Photo of Téa Braun.

Téa is the executive director of the Human Dignity Trust, a London-based organisation that uses the law to defend the human rights of LGBT people globally. Since 2012, Téa has been involved in supporting court cases in all regions of the world that seek to decriminalise LGBT people and challenge other discriminatory actions against them, including several landmark cases that are pushing the boundaries of international and constitutional law. She has also overseen ground-breaking global research on the extent to which discriminatory, colonial-era sexual offences laws still exist around much of the world, fomenting stigma, discrimination and violence against multiple groups in society including LGBT people, women, children and persons with disabilities. Téa is a member of the Law Society of British Columbia, Canada (non-practising) and her expertise is in international human rights law and comparative constitutional law, with a particular focus on matters relating to women’s human rights and LGBT human rights. In addition to several years in private legal practice in Canada, she has also previously held inter-governmental appointments as Gender Equality Advisor to the Secretariat of the Pacific Community and Human Rights Advisor to the Commonwealth Secretariat. She has advised multiple governments, civil society organisations and litigants across Africa, Asia, the Pacific and the Caribbean.

A photo of Edwin Cameron.
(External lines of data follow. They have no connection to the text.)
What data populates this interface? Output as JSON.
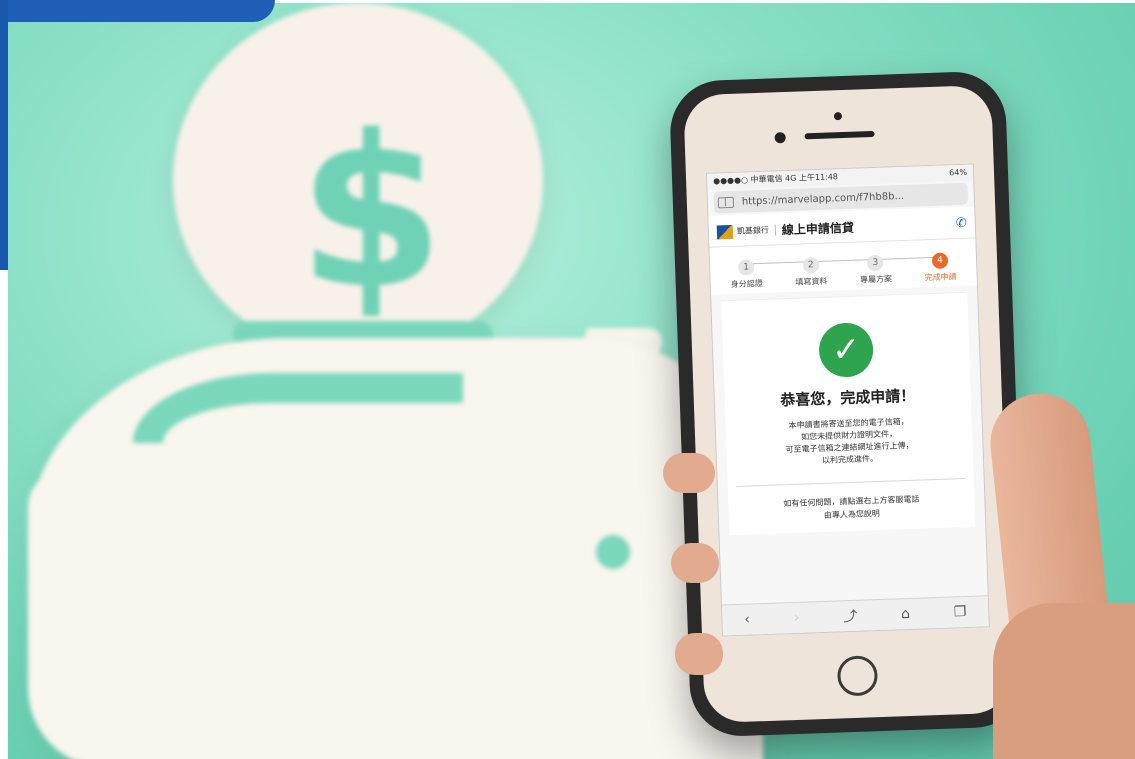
{
  "phone": {
    "status_left": "●●●●○ 中華電信  4G   上午11:48",
    "status_right": "64%",
    "url": "https://marvelapp.com/f7hb8b...",
    "bank_name": "凱基銀行",
    "page_title": "線上申請信貸",
    "steps": [
      {
        "num": "1",
        "label": "身分認證"
      },
      {
        "num": "2",
        "label": "填寫資料"
      },
      {
        "num": "3",
        "label": "專屬方案"
      },
      {
        "num": "4",
        "label": "完成申請"
      }
    ],
    "success_title": "恭喜您，完成申請！",
    "message_lines": [
      "本申請書將寄送至您的電子信箱，",
      "如您未提供財力證明文件，",
      "可至電子信箱之連結網址進行上傳，",
      "以利完成進件。"
    ],
    "help_lines": [
      "如有任何問題，請點選右上方客服電話",
      "由專人為您說明"
    ]
  },
  "scene": {
    "dollar_symbol": "$",
    "check_symbol": "✓"
  },
  "colors": {
    "background": "#8fe2c9",
    "accent_orange": "#e86a2c",
    "success_green": "#2fa44f",
    "brand_blue": "#1f5fb8"
  }
}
Edwin Cameron will be the respondent. Edwin retired from judicial service in August 2019, after 25 years as a judge, the last eleven in the Constitutional Court. He was educated at Pretoria Boys' High School, Stellenbosch and as a Rhodes Scholar at Oxford. During apartheid, he was a human rights lawyer. He has fought for LGBTI equality and was a fierce critic of President Mbeki's AIDS denialist policies. He has written two memoirs, Witness to AIDS (2005) and Justice: A Personal Account (2014). After retiring, he was elected Chancellor of Stellenbosch University (September 2019) and appointed Judicial Inspector of Correctional Services (January 2020).